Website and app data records
□ □ □ □ □

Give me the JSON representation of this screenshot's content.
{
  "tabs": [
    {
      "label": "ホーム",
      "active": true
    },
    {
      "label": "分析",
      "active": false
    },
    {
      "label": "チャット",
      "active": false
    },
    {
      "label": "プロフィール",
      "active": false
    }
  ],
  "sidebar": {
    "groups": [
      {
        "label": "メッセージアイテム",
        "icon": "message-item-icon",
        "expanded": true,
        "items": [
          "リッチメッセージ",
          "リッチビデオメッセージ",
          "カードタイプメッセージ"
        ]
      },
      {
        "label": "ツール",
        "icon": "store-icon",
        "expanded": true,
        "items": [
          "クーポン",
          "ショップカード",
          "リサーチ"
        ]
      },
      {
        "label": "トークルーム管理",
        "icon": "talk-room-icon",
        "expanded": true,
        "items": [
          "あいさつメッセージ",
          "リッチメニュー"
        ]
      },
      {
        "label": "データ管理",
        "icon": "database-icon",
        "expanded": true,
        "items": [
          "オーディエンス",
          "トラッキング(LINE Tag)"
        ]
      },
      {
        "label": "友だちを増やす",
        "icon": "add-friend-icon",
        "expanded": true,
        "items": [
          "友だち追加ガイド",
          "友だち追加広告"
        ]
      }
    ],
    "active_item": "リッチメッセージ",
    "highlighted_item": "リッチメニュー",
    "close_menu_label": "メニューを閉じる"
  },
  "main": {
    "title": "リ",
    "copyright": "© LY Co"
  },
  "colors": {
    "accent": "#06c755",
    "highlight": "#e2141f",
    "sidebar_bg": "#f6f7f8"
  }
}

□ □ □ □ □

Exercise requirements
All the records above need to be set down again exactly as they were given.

Result of the task
Give me the JSON representation of this screenshot's content.
{
  "tabs": [
    {
      "label": "ホーム",
      "active": true
    },
    {
      "label": "分析",
      "active": false
    },
    {
      "label": "チャット",
      "active": false
    },
    {
      "label": "プロフィール",
      "active": false
    }
  ],
  "sidebar": {
    "groups": [
      {
        "label": "メッセージアイテム",
        "icon": "message-item-icon",
        "expanded": true,
        "items": [
          "リッチメッセージ",
          "リッチビデオメッセージ",
          "カードタイプメッセージ"
        ]
      },
      {
        "label": "ツール",
        "icon": "store-icon",
        "expanded": true,
        "items": [
          "クーポン",
          "ショップカード",
          "リサーチ"
        ]
      },
      {
        "label": "トークルーム管理",
        "icon": "talk-room-icon",
        "expanded": true,
        "items": [
          "あいさつメッセージ",
          "リッチメニュー"
        ]
      },
      {
        "label": "データ管理",
        "icon": "database-icon",
        "expanded": true,
        "items": [
          "オーディエンス",
          "トラッキング(LINE Tag)"
        ]
      },
      {
        "label": "友だちを増やす",
        "icon": "add-friend-icon",
        "expanded": true,
        "items": [
          "友だち追加ガイド",
          "友だち追加広告"
        ]
      }
    ],
    "active_item": "リッチメッセージ",
    "highlighted_item": "リッチメニュー",
    "close_menu_label": "メニューを閉じる"
  },
  "main": {
    "title": "リ",
    "copyright": "© LY Co"
  },
  "colors": {
    "accent": "#06c755",
    "highlight": "#e2141f",
    "sidebar_bg": "#f6f7f8"
  }
}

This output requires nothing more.